Effective Facilitation 25

  • A novice manager tells people what needs to be done. A wise manager listens, questions and challenges.
  • People are not interested in what you tell them to do (command and control). They are interested in what they control and learn from what they are doing (empowerment).
  • Facilitation helps in both. In getting things done and ensuring that team members learn from that process.
  • The purpose of facilitating is: to get something done and to ensure that the person who is executing learns something valuable from the process of doing.
  • Facilitation is the key to developing people. A tool to lead.
  • Further, effective facilitation is also the key to build a great team.
  • If we are dealing with professionals, why do they need facilitation? They need facilitation so that they can work together as a team, do it better, faster, more creatively and more effectively.
  • Facilitation helps people reach their potential and elevate performance.
  • If you are a manager who is facilitating a team, you are not more powerful than them. You serve them, so that they become better and make you look good.
  • The act of facilitation should make things easy for them. If you are not conscious about how you are facilitating, you can make it difficult.
  • Facilitating someone in doing something is a great way to learn newer aspects of your work. Remember the rule? We learn only a bit of what we are taught, we learn a great deal of what we do and we learn the most when we teach someone.
  • In a group, facilitation starts with a common objective that everyone understands. That is #1 job of facilitator.
  • If common objective is not understood/defined, facilitation helps them achieve consensus on the goal.
  • You can facilitate someone on three key areas: The purpose of work (Why), the process of achieving that purpose (How) and specific tasks in that process (What).
  • Additionally, you can facilitate someone so that their expectations are managed, understood and communicated. To address their real concerns.
  • People will only allow you to facilitate them when they see value. Ensure that they see the value early in the facilitation process.
  • The art of facilitation also involves knowing when NOT to facilitate. Facilitation does not equal spoon feeding. Show them the way and let them run.
  • The starting point of facilitation is listening. Acknowledging the experiences of the team member, appreciate what they say and encourage them to be open.
  • Clarity is at the heart of good facilitation. If you don’t understand their problem OR are not able to provide clarity to them on your viewpoints, facilitation does not help. Confirm, clarify and reflect.
  • Questions are your tools to clarify – open ended questions that bring out the real thing.
  • In a group situation or meetings, it is very crucial for the facilitator to balance between the extremes of clarity and ambiguity. To remain focused on the objective without getting impatient or biased is a challenge.
  • Sometimes, facilitation also means that you have to let go of the agenda and focus on an individual/team’s real problems.
  • Facilitation is about designing conversations that really matter and make a difference.
  • People make mistakes. Allow them, for their mistakes are their opportunities to learn. Share feedback.
  • Facilitation is at the core of modern day management. Teams need facilitation, clients need facilitation and individuals need facilitation. On a second thought, all the fundamentals of effective facilitation are also the fundamentals of effective management. No?

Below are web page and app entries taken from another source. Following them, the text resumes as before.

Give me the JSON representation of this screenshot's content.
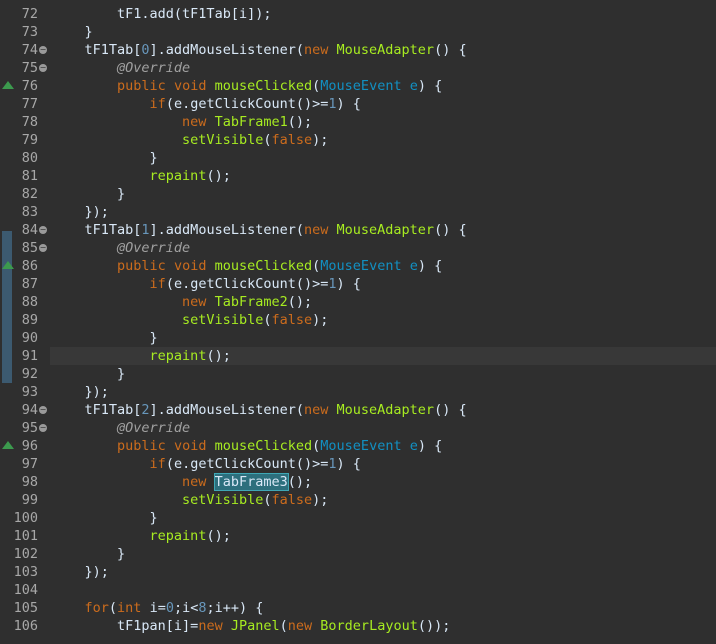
{
  "lines": [
    {
      "n": "72",
      "fold": false,
      "override": false,
      "tokens": [
        {
          "t": "        "
        },
        {
          "t": "tF1.add(tF1Tab[i]);"
        }
      ]
    },
    {
      "n": "73",
      "fold": false,
      "override": false,
      "tokens": [
        {
          "t": "    }"
        }
      ]
    },
    {
      "n": "74",
      "fold": true,
      "override": false,
      "tokens": [
        {
          "t": "    tF1Tab["
        },
        {
          "t": "0",
          "c": "num"
        },
        {
          "t": "].addMouseListener("
        },
        {
          "t": "new",
          "c": "kw"
        },
        {
          "t": " "
        },
        {
          "t": "MouseAdapter",
          "c": "method"
        },
        {
          "t": "() {"
        }
      ]
    },
    {
      "n": "75",
      "fold": true,
      "override": false,
      "tokens": [
        {
          "t": "        "
        },
        {
          "t": "@Override",
          "c": "ann"
        }
      ]
    },
    {
      "n": "76",
      "fold": false,
      "override": true,
      "tokens": [
        {
          "t": "        "
        },
        {
          "t": "public",
          "c": "kw"
        },
        {
          "t": " "
        },
        {
          "t": "void",
          "c": "kw"
        },
        {
          "t": " "
        },
        {
          "t": "mouseClicked",
          "c": "method"
        },
        {
          "t": "("
        },
        {
          "t": "MouseEvent",
          "c": "type"
        },
        {
          "t": " "
        },
        {
          "t": "e",
          "c": "type"
        },
        {
          "t": ") {"
        }
      ]
    },
    {
      "n": "77",
      "fold": false,
      "override": false,
      "tokens": [
        {
          "t": "            "
        },
        {
          "t": "if",
          "c": "kw"
        },
        {
          "t": "(e.getClickCount()>="
        },
        {
          "t": "1",
          "c": "num"
        },
        {
          "t": ") {"
        }
      ]
    },
    {
      "n": "78",
      "fold": false,
      "override": false,
      "tokens": [
        {
          "t": "                "
        },
        {
          "t": "new",
          "c": "kw"
        },
        {
          "t": " "
        },
        {
          "t": "TabFrame1",
          "c": "method"
        },
        {
          "t": "();"
        }
      ]
    },
    {
      "n": "79",
      "fold": false,
      "override": false,
      "tokens": [
        {
          "t": "                "
        },
        {
          "t": "setVisible",
          "c": "method"
        },
        {
          "t": "("
        },
        {
          "t": "false",
          "c": "kw"
        },
        {
          "t": ");"
        }
      ]
    },
    {
      "n": "80",
      "fold": false,
      "override": false,
      "tokens": [
        {
          "t": "            }"
        }
      ]
    },
    {
      "n": "81",
      "fold": false,
      "override": false,
      "tokens": [
        {
          "t": "            "
        },
        {
          "t": "repaint",
          "c": "method"
        },
        {
          "t": "();"
        }
      ]
    },
    {
      "n": "82",
      "fold": false,
      "override": false,
      "tokens": [
        {
          "t": "        }"
        }
      ]
    },
    {
      "n": "83",
      "fold": false,
      "override": false,
      "tokens": [
        {
          "t": "    });"
        }
      ]
    },
    {
      "n": "84",
      "fold": true,
      "override": false,
      "tokens": [
        {
          "t": "    tF1Tab["
        },
        {
          "t": "1",
          "c": "num"
        },
        {
          "t": "].addMouseListener("
        },
        {
          "t": "new",
          "c": "kw"
        },
        {
          "t": " "
        },
        {
          "t": "MouseAdapter",
          "c": "method"
        },
        {
          "t": "() {"
        }
      ]
    },
    {
      "n": "85",
      "fold": true,
      "override": false,
      "tokens": [
        {
          "t": "        "
        },
        {
          "t": "@Override",
          "c": "ann"
        }
      ]
    },
    {
      "n": "86",
      "fold": false,
      "override": true,
      "tokens": [
        {
          "t": "        "
        },
        {
          "t": "public",
          "c": "kw"
        },
        {
          "t": " "
        },
        {
          "t": "void",
          "c": "kw"
        },
        {
          "t": " "
        },
        {
          "t": "mouseClicked",
          "c": "method"
        },
        {
          "t": "("
        },
        {
          "t": "MouseEvent",
          "c": "type"
        },
        {
          "t": " "
        },
        {
          "t": "e",
          "c": "type"
        },
        {
          "t": ") {"
        }
      ]
    },
    {
      "n": "87",
      "fold": false,
      "override": false,
      "tokens": [
        {
          "t": "            "
        },
        {
          "t": "if",
          "c": "kw"
        },
        {
          "t": "(e.getClickCount()>="
        },
        {
          "t": "1",
          "c": "num"
        },
        {
          "t": ") {"
        }
      ]
    },
    {
      "n": "88",
      "fold": false,
      "override": false,
      "tokens": [
        {
          "t": "                "
        },
        {
          "t": "new",
          "c": "kw"
        },
        {
          "t": " "
        },
        {
          "t": "TabFrame2",
          "c": "method"
        },
        {
          "t": "();"
        }
      ]
    },
    {
      "n": "89",
      "fold": false,
      "override": false,
      "tokens": [
        {
          "t": "                "
        },
        {
          "t": "setVisible",
          "c": "method"
        },
        {
          "t": "("
        },
        {
          "t": "false",
          "c": "kw"
        },
        {
          "t": ");"
        }
      ]
    },
    {
      "n": "90",
      "fold": false,
      "override": false,
      "tokens": [
        {
          "t": "            }"
        }
      ]
    },
    {
      "n": "91",
      "fold": false,
      "override": false,
      "current": true,
      "tokens": [
        {
          "t": "            "
        },
        {
          "t": "repaint",
          "c": "method"
        },
        {
          "t": "();"
        }
      ]
    },
    {
      "n": "92",
      "fold": false,
      "override": false,
      "tokens": [
        {
          "t": "        }"
        }
      ]
    },
    {
      "n": "93",
      "fold": false,
      "override": false,
      "tokens": [
        {
          "t": "    });"
        }
      ]
    },
    {
      "n": "94",
      "fold": true,
      "override": false,
      "tokens": [
        {
          "t": "    tF1Tab["
        },
        {
          "t": "2",
          "c": "num"
        },
        {
          "t": "].addMouseListener("
        },
        {
          "t": "new",
          "c": "kw"
        },
        {
          "t": " "
        },
        {
          "t": "MouseAdapter",
          "c": "method"
        },
        {
          "t": "() {"
        }
      ]
    },
    {
      "n": "95",
      "fold": true,
      "override": false,
      "tokens": [
        {
          "t": "        "
        },
        {
          "t": "@Override",
          "c": "ann"
        }
      ]
    },
    {
      "n": "96",
      "fold": false,
      "override": true,
      "tokens": [
        {
          "t": "        "
        },
        {
          "t": "public",
          "c": "kw"
        },
        {
          "t": " "
        },
        {
          "t": "void",
          "c": "kw"
        },
        {
          "t": " "
        },
        {
          "t": "mouseClicked",
          "c": "method"
        },
        {
          "t": "("
        },
        {
          "t": "MouseEvent",
          "c": "type"
        },
        {
          "t": " "
        },
        {
          "t": "e",
          "c": "type"
        },
        {
          "t": ") {"
        }
      ]
    },
    {
      "n": "97",
      "fold": false,
      "override": false,
      "tokens": [
        {
          "t": "            "
        },
        {
          "t": "if",
          "c": "kw"
        },
        {
          "t": "(e.getClickCount()>="
        },
        {
          "t": "1",
          "c": "num"
        },
        {
          "t": ") {"
        }
      ]
    },
    {
      "n": "98",
      "fold": false,
      "override": false,
      "tokens": [
        {
          "t": "                "
        },
        {
          "t": "new",
          "c": "kw"
        },
        {
          "t": " "
        },
        {
          "t": "TabFrame3",
          "c": "method",
          "hl": true
        },
        {
          "t": "();"
        }
      ]
    },
    {
      "n": "99",
      "fold": false,
      "override": false,
      "tokens": [
        {
          "t": "                "
        },
        {
          "t": "setVisible",
          "c": "method"
        },
        {
          "t": "("
        },
        {
          "t": "false",
          "c": "kw"
        },
        {
          "t": ");"
        }
      ]
    },
    {
      "n": "100",
      "fold": false,
      "override": false,
      "tokens": [
        {
          "t": "            }"
        }
      ]
    },
    {
      "n": "101",
      "fold": false,
      "override": false,
      "tokens": [
        {
          "t": "            "
        },
        {
          "t": "repaint",
          "c": "method"
        },
        {
          "t": "();"
        }
      ]
    },
    {
      "n": "102",
      "fold": false,
      "override": false,
      "tokens": [
        {
          "t": "        }"
        }
      ]
    },
    {
      "n": "103",
      "fold": false,
      "override": false,
      "tokens": [
        {
          "t": "    });"
        }
      ]
    },
    {
      "n": "104",
      "fold": false,
      "override": false,
      "tokens": []
    },
    {
      "n": "105",
      "fold": false,
      "override": false,
      "tokens": [
        {
          "t": "    "
        },
        {
          "t": "for",
          "c": "kw"
        },
        {
          "t": "("
        },
        {
          "t": "int",
          "c": "kw"
        },
        {
          "t": " i="
        },
        {
          "t": "0",
          "c": "num"
        },
        {
          "t": ";i<"
        },
        {
          "t": "8",
          "c": "num"
        },
        {
          "t": ";i++) {"
        }
      ]
    },
    {
      "n": "106",
      "fold": false,
      "override": false,
      "tokens": [
        {
          "t": "        tF1pan[i]="
        },
        {
          "t": "new",
          "c": "kw"
        },
        {
          "t": " "
        },
        {
          "t": "JPanel",
          "c": "method"
        },
        {
          "t": "("
        },
        {
          "t": "new",
          "c": "kw"
        },
        {
          "t": " "
        },
        {
          "t": "BorderLayout",
          "c": "method"
        },
        {
          "t": "());"
        }
      ]
    }
  ],
  "colors": {
    "background": "#2f2f2f",
    "keyword": "#cc6c1d",
    "method": "#a7ec21",
    "type": "#1290c3",
    "annotation": "#a0a0a0",
    "number": "#6897bb",
    "override_marker": "#3c9a4e",
    "change_bar": "#3c5a70"
  }
}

– – – – –

Join in the conversation: As a manager or a leader, do you see yourself as a facilitator? What are your lessons? Share them here.

  1. @TV I agree with you and that’s why I guess Agile is on same lines.

Comments are closed.